• Transfer details - The amount you want to transfer, the currency you want to transfer in, and the reason for the transfer.
• Recipient details - Lastly, you must also provide the receiver’s bank name, the address of the bank, the IBAN/SWIFT Code, the recipient’s international bank account number, and the recipient’s account name.
• Bank transfer fees - This is the fee that the sender’s bank will charge in order to initiate the telegraphic transfer.
Depending on the bank you have an account with, this fee will either be a percentage of the amount you’re transferring or a fixed amount.
• Intermediary bank fees - As a telegraphic transfer passes through the network, each bank/correspondent that it stops at will cut a certain amount from the transferred money as part of their service of moving the money ahead in the network.
• Exchange rate margin - When you’re transferring money from one country to another, a change in the currency will have to happen in order for the transaction to be carried out successfully.
This exchange rate is often decided by the current market rates and will be charged at the point of currency conversion. These rates can be as high as 3.5% in some cases.
• Receiving bank fees - The recipient’s bank will also charge a small fee in order to process and fulfill the transaction that was started by the sender.
All in all, you can expect to pay a transfer fee of anywhere between $18 to $30 USD excluding the currency conversion charges.
The processing time for a telegraphic transfer or wire transfer is generally anywhere from 1 to 3 working business days.
A telegraphic transfer or wire transfer is one of the most common types of electronic money transfer methods known to us today.
Being a globally recognized and standardized method of transferring money makes it easy for any individual or business to create and process such payments.
Unlike some other niche methods that many local banks or financial institutions follow, the wire transfer is a payment method that supports transactions of a large magnitude.
This makes it suitable for big corporates and businesses to use the system for transferring huge sums of money.
SWIFT is a global network of banks and thus has ensured that their systems are upheld with the best security protocols possible.
Since telegraphic transfers now use the SWIFT network, you can be sure that your money is safe and always trackable so you know where your money is and stay updated with the payment status.
The safety and security of your money when processing a telegraphic transfer through the SWIFT network come at a cost.
Charges and fees are levied by the sender’s bank, intermediary banks within the network, and the recipient’s bank. This makes using a telegraphic transfer a costly affair.
The second disadvantage of using telegraphic transfers is the time it takes for the money to reach the receiver.
While 1-3 days might not seem a lot, in the world of business, it can have a huge impact on the cash flow of a company when payments are delayed due to the long processing times.
Businesses will always be looking for ways to optimize their resource utilization.

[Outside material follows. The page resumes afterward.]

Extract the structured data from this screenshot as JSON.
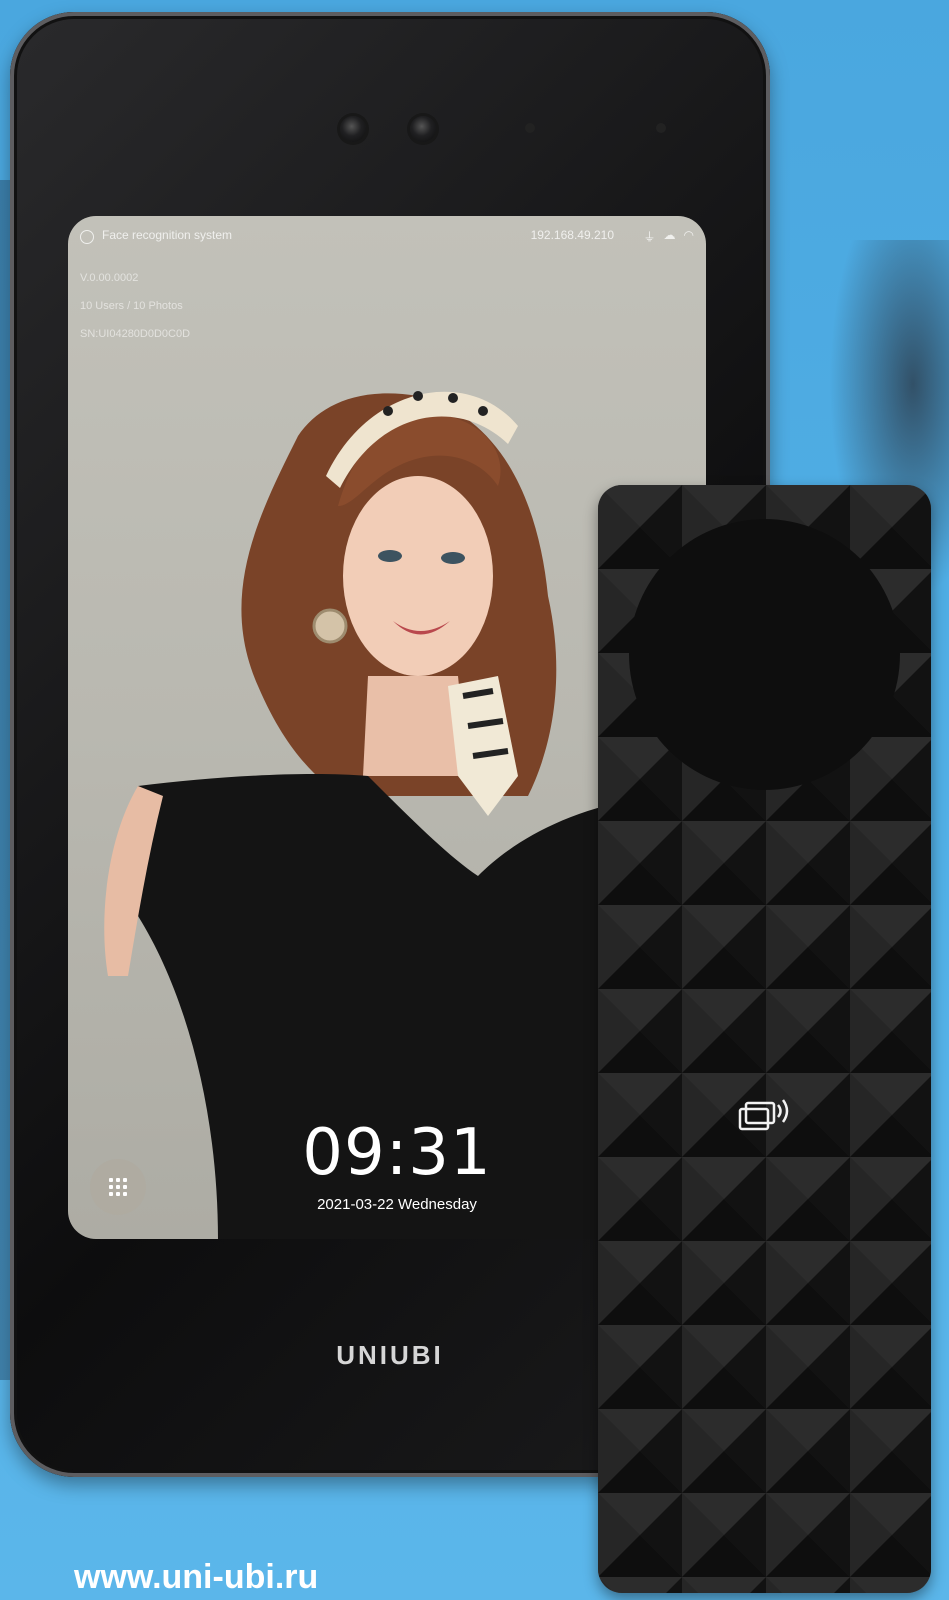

When it comes to international money transfers, companies did not have a lot of options until tools like Volopay came along in the market.
Volopay is an all-in-one expense management software that allows you to track, manage, and control all your business payments and expenses through a single platform.
How we can help you save money on international payments - We offer businesses multicurrency wallets that they can use to make payments in 60+ currencies in over 100 countries.
The way it works is that you can load money onto Volopay’s platform in different currencies such as USD, SGD, EUR, JPY, etc., and hold it in separate wallet accounts.
Now, whenever you want to make a payment to a vendor in a different country, you can use the amount you have in the respective currency wallet and transfer money from there directly to the recipient.
This way you’re able to save the currency conversion charges that you would have to pay each time you want to make an international transfer.
Sign up for a demo and know more about our platform and how we can help your business streamline company expenses and save a lot of money.